The biopharma company Amarin surprised critics with the results of the REDUCE-IT (Reduction of Cardiovascular Events With EPA-Intervention Trial) study, which showed that its proprietary, prescription formulation of fish oil, called Vascepa, significantly reduced the risk of deaths, heart attacks, strokes, and other serious cardiovascular events compared to placebo. Amarin designed its cardiovascular outcomes study hoping to show that Vascepa could meet the primary endpoint with a 15% risk reduction. The findings showed a highly statistically significant 25% risk reduction in high-risk patients, and without side effects.

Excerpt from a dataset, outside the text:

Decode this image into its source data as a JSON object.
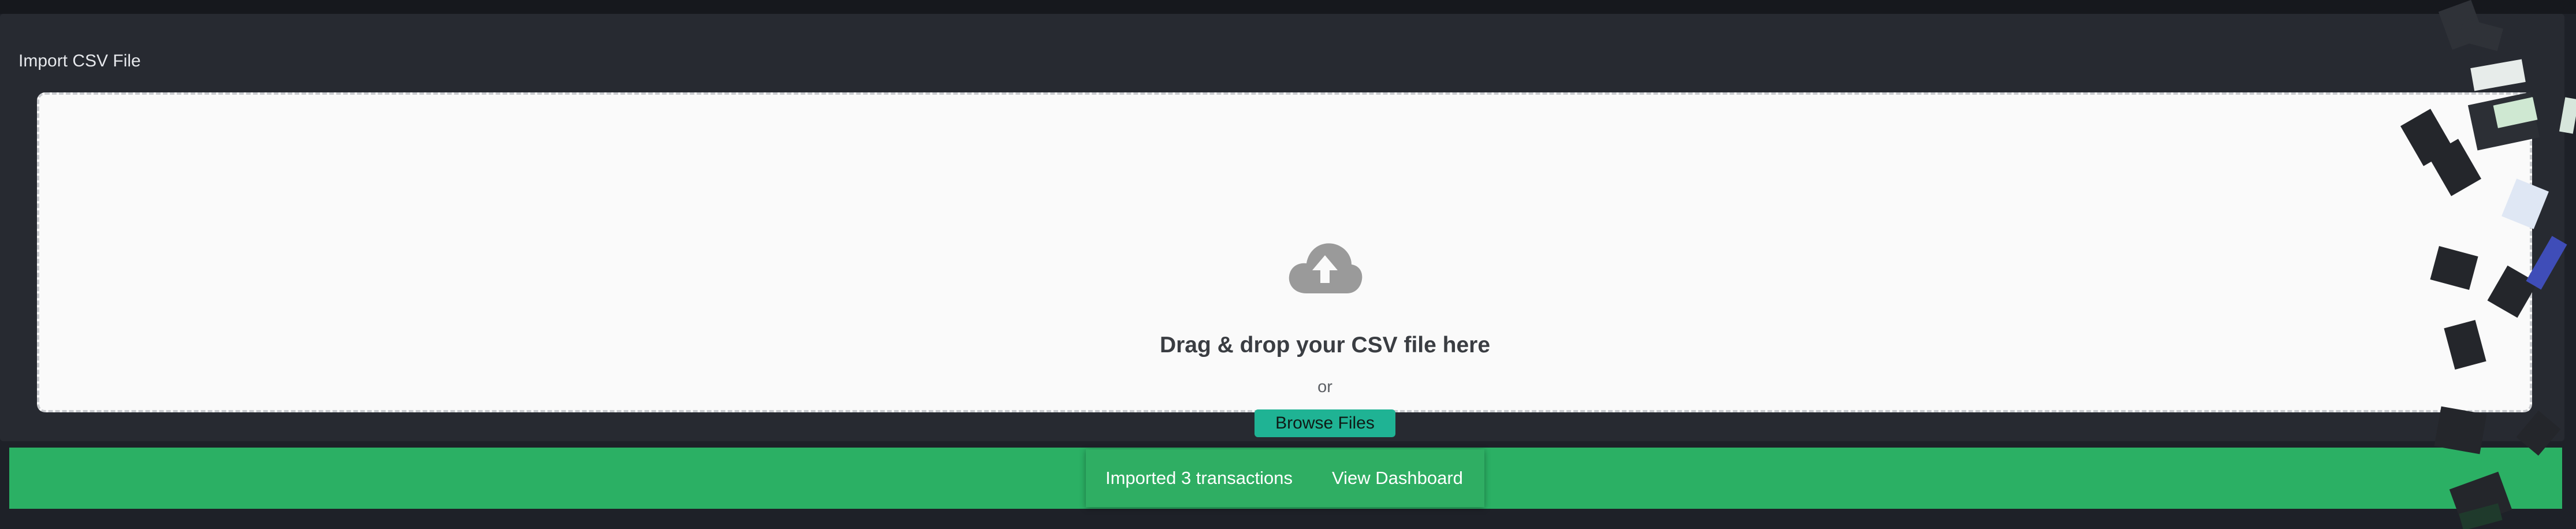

Amarin has been working on this trial for the better part of a decade, despite the fact that many previous fish-oil trials have failed over the years. Amarin has long maintained that the special characteristics of Vascepa—namely the fact that it contains only highly purified EPA, the most beneficial omega-3 fatty acid—enable it to allow for a higher dose without raising cholesterol, as some other fish oils can. Amarin theorized that focusing on high-risk patients with persistently high triglycerides would reveal the benefit of its 4-gram daily dose (higher than that of competitors), and the study results appear to support the hypothesis.
Insurers already approve coverage of the drug for use by a small group of patients with very high triglycerides, but there is now a case to be made to expand coverage more broadly. Vascepa’s list price is currently about $2,400 a year, much lower than other FDA-approved cardiovascular drugs. That relatively low price, combined with the number of people who could benefit from the drug, and the size and rigor of the trial, will make aggressive restriction difficult.
Some skepticism about previous failures and Amarin’s claims that its drug’s purity is difficult to replicate will remain, and so far the company has not disclosed data on important secondary endpoints. More data will be presented at the upcoming American Heart Association annual meeting.
Source: STAT, September 24, 2018